▶ _Directions_:
Lines from the material below that hold the string "name" are what is needed; copy each of them.

▶ _Material supplied_:
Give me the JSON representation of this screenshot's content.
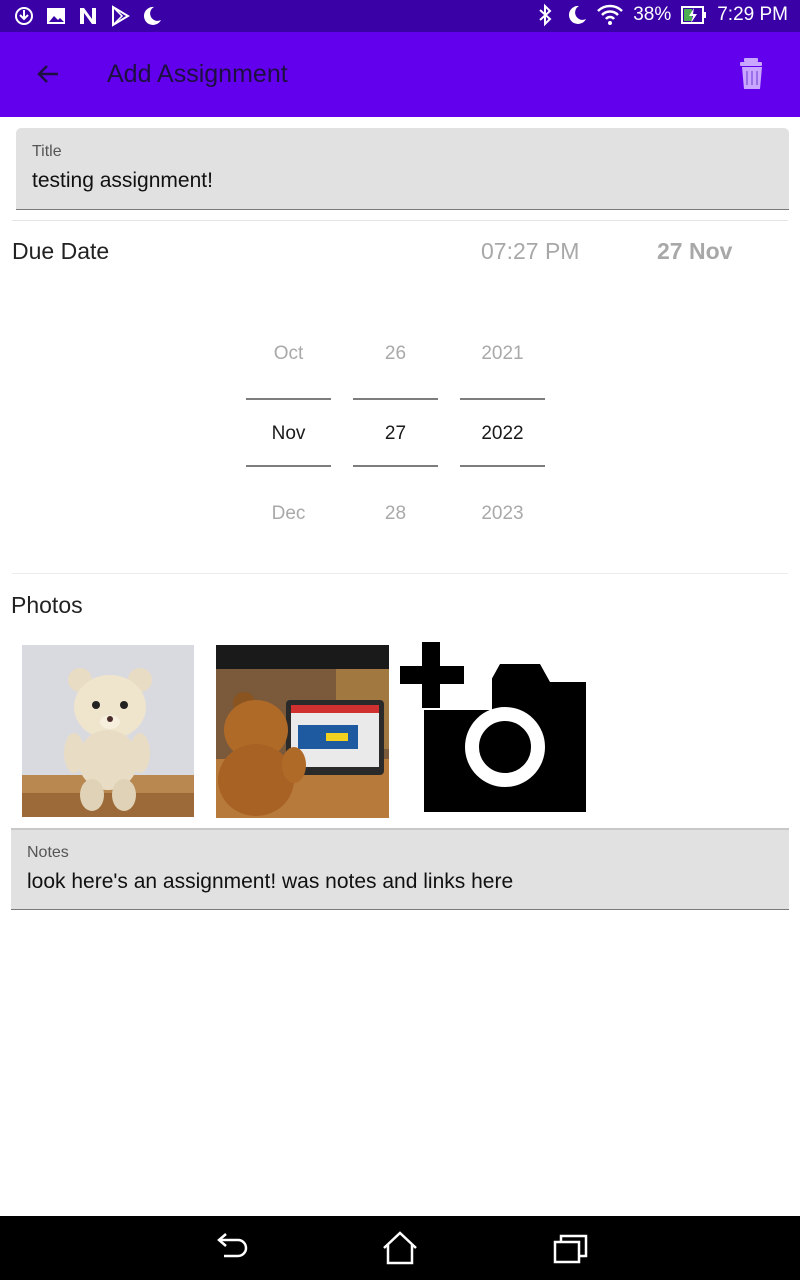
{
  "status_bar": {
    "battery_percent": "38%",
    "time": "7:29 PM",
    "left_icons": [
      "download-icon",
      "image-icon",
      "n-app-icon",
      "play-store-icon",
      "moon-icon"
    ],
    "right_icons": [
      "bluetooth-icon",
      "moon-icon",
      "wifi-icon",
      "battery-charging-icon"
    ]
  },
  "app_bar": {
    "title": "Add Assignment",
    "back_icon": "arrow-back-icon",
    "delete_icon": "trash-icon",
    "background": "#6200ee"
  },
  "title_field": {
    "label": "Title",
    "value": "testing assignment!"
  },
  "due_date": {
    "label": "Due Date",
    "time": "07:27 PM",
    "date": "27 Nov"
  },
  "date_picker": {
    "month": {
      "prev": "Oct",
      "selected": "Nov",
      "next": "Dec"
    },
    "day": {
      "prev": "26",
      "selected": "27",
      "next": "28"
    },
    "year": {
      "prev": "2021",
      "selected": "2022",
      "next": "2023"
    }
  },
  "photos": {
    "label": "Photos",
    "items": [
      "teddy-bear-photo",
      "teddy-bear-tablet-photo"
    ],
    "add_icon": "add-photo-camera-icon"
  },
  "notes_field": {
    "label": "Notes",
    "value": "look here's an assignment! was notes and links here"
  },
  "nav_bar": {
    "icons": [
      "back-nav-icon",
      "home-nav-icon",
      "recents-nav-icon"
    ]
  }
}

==

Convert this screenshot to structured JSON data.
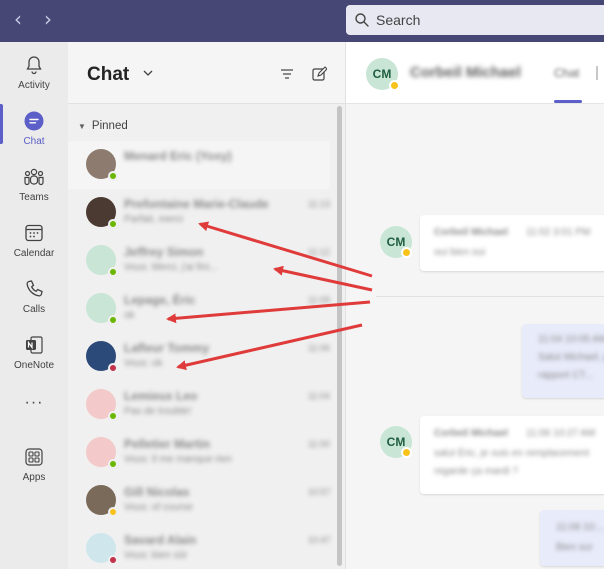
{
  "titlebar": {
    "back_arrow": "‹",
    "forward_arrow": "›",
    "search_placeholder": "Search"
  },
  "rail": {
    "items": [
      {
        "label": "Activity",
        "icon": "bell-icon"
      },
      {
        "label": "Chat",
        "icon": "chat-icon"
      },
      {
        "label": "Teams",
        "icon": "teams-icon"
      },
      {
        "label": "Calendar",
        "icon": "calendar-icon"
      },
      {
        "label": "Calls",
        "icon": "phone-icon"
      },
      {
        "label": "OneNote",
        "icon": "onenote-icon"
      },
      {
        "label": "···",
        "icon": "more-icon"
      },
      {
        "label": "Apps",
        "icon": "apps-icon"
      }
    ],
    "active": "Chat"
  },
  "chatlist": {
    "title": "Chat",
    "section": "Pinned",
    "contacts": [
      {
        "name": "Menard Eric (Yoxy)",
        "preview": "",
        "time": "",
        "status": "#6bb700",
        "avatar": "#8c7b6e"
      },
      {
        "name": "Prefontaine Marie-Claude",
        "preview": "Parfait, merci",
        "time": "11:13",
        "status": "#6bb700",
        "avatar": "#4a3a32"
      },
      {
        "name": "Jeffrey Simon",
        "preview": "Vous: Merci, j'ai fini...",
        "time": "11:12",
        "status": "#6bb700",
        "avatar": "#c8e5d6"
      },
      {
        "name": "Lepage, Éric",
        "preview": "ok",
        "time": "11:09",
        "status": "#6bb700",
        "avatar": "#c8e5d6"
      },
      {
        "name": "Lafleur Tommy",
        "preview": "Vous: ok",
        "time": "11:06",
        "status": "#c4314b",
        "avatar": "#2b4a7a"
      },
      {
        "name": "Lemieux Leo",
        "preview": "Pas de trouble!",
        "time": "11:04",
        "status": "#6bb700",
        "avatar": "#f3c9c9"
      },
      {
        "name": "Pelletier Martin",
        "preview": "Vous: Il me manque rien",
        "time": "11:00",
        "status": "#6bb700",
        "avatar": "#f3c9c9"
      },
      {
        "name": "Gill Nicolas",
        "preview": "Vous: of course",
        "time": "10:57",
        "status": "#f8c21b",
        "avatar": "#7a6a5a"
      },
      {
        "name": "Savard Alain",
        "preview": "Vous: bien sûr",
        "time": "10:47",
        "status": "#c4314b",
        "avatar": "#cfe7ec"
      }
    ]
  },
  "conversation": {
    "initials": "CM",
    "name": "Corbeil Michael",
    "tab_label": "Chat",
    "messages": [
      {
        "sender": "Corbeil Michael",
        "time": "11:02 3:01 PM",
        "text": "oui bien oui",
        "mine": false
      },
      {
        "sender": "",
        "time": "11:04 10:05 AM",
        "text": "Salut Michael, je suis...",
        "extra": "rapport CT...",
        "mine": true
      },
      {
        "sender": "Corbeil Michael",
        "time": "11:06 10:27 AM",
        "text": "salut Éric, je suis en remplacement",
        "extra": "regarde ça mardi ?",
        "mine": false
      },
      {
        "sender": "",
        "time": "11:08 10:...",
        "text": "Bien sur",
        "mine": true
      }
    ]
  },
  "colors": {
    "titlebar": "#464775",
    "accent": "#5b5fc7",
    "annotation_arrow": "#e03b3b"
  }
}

▶ _Response area_:
        "name": "Menard Eric (Yoxy)",
        "name": "Prefontaine Marie-Claude",
        "name": "Jeffrey Simon",
        "name": "Lepage, Éric",
        "name": "Lafleur Tommy",
        "name": "Lemieux Leo",
        "name": "Pelletier Martin",
        "name": "Gill Nicolas",
        "name": "Savard Alain",
    "name": "Corbeil Michael",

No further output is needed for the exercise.